The Inquiry Design Model – Conceptual Principles: Inquiry Topics and Outcomes are grounded in the New York State Social Studies Framework

Lately, I have been talking to teachers, friends and colleagues, about how they decide on the curriculum to use in their social studies courses. We had interesting discussions of what factors they consider, as well as what they wish they could do if given unlimited freedom in the class’ construction. One thing that was evident across the conversations was how they felt they were in a balancing act of all the content requirements and teaching the necessary skills for developing student conceptual understandings.

Answers ranged from considering student interests to current events to the pervasive themes of the human experience. Even when their dream class was extremely fluid, there was nonetheless recognition of the fact that they needed to purposefully consider how they would assist their students in this intellectual journey. This fluidity, or responsiveness to students, does not mean a lack of meaningful content undergirding their exploration.
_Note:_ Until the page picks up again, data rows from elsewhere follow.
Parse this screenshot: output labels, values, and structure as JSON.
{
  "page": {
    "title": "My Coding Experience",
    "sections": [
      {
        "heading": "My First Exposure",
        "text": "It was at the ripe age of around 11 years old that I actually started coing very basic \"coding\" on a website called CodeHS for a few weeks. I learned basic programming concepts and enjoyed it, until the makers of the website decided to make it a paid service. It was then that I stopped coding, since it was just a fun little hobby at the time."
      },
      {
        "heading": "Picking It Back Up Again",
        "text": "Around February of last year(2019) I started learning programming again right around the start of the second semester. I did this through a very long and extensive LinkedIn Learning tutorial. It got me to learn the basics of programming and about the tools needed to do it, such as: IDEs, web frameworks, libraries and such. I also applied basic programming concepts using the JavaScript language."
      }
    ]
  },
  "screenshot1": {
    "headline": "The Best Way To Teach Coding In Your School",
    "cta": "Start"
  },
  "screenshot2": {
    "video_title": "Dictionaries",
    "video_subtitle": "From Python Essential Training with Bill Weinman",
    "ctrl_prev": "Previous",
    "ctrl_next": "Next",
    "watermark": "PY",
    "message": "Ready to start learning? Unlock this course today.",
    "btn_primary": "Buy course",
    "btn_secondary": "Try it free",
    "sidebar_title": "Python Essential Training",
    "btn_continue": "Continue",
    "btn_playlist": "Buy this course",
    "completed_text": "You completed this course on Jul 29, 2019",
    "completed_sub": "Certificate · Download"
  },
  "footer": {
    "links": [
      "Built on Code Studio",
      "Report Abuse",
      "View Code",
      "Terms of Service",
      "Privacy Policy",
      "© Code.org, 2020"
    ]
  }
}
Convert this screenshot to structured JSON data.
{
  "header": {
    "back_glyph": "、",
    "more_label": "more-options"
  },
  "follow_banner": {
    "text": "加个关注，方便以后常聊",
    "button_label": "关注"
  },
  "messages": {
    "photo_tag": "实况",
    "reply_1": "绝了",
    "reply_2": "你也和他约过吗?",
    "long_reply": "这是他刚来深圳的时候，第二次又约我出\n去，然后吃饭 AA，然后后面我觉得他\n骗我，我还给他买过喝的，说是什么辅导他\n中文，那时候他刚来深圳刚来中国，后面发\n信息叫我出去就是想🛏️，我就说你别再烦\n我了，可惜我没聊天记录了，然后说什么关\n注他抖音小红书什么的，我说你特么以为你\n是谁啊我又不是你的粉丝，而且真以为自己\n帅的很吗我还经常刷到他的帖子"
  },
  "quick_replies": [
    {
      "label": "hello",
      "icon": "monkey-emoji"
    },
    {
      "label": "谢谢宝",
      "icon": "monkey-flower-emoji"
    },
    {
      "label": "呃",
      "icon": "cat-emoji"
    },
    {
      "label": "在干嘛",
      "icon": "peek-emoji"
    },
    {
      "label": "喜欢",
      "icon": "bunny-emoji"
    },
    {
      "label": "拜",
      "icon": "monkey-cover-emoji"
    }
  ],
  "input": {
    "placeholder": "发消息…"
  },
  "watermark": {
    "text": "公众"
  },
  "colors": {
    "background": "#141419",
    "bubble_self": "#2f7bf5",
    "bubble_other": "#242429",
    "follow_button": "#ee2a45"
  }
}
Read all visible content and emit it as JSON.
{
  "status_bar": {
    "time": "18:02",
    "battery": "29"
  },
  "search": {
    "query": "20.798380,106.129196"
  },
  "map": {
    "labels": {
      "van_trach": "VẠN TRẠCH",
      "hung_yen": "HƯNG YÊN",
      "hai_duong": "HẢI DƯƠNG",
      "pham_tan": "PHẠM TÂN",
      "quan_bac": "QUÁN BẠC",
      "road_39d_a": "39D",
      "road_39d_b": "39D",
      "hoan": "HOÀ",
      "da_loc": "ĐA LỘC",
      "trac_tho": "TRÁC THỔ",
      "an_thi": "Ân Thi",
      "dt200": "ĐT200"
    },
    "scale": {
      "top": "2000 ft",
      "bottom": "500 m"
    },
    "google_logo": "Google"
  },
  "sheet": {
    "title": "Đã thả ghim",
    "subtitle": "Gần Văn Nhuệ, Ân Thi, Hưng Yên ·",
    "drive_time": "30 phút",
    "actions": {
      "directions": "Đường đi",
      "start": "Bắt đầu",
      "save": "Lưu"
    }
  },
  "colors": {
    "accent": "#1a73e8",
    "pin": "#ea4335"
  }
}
A key component of the C3 Framework is that it was not meant to be a set of content standards, but rather act as a means to support states’ creation and implementation of standards, reflecting the social studies as a set of distinct disciplinary literacies and skills. Thus, the C3 Framework and Inquiry Design Model are meant to be applied to various content standards. When working on the New York State Toolkit Project, the writers began on the ground level – the content standards. If you look at each individual blueprint, the corresponding standard is right beneath the compelling question.

An exciting aspect of the blueprint model is that although the standards ground the inquiries currently posted on the site, the pedagogical logic of an inquiry can be applied to any desired content standard.

As teachers, we often feel we are serving two masters, or three, or four, or a dozen! Don’t approach IDM as another ball thrown into this juggling act. The C3 Framework was meant to help you as you consider those standards, while providing a pedagogical structure to create more meaningful learning experiences. Whether you are creating a unit on Ancient China, the Great Recession, or your state’s geography, consider how the IDM Blueprints’ structure is not something added to your workload. The current and future Blueprints are to help teachers create the learning experience that balances requirements while achieving their larger pedagogical goals.

Certainly, there are commonalities among the standards of the many states – no matter where you are, there are Inquiries in the current New York Toolkit that can be applied to your classroom. As C3 continues to grow, more and more state-specific Inquiries will be created and shared.

And, of course, YOU can always create your own based on your state standards and what you see is needed for YOUR students. Then you can submit it to the C3 Inquiry Challenge contest.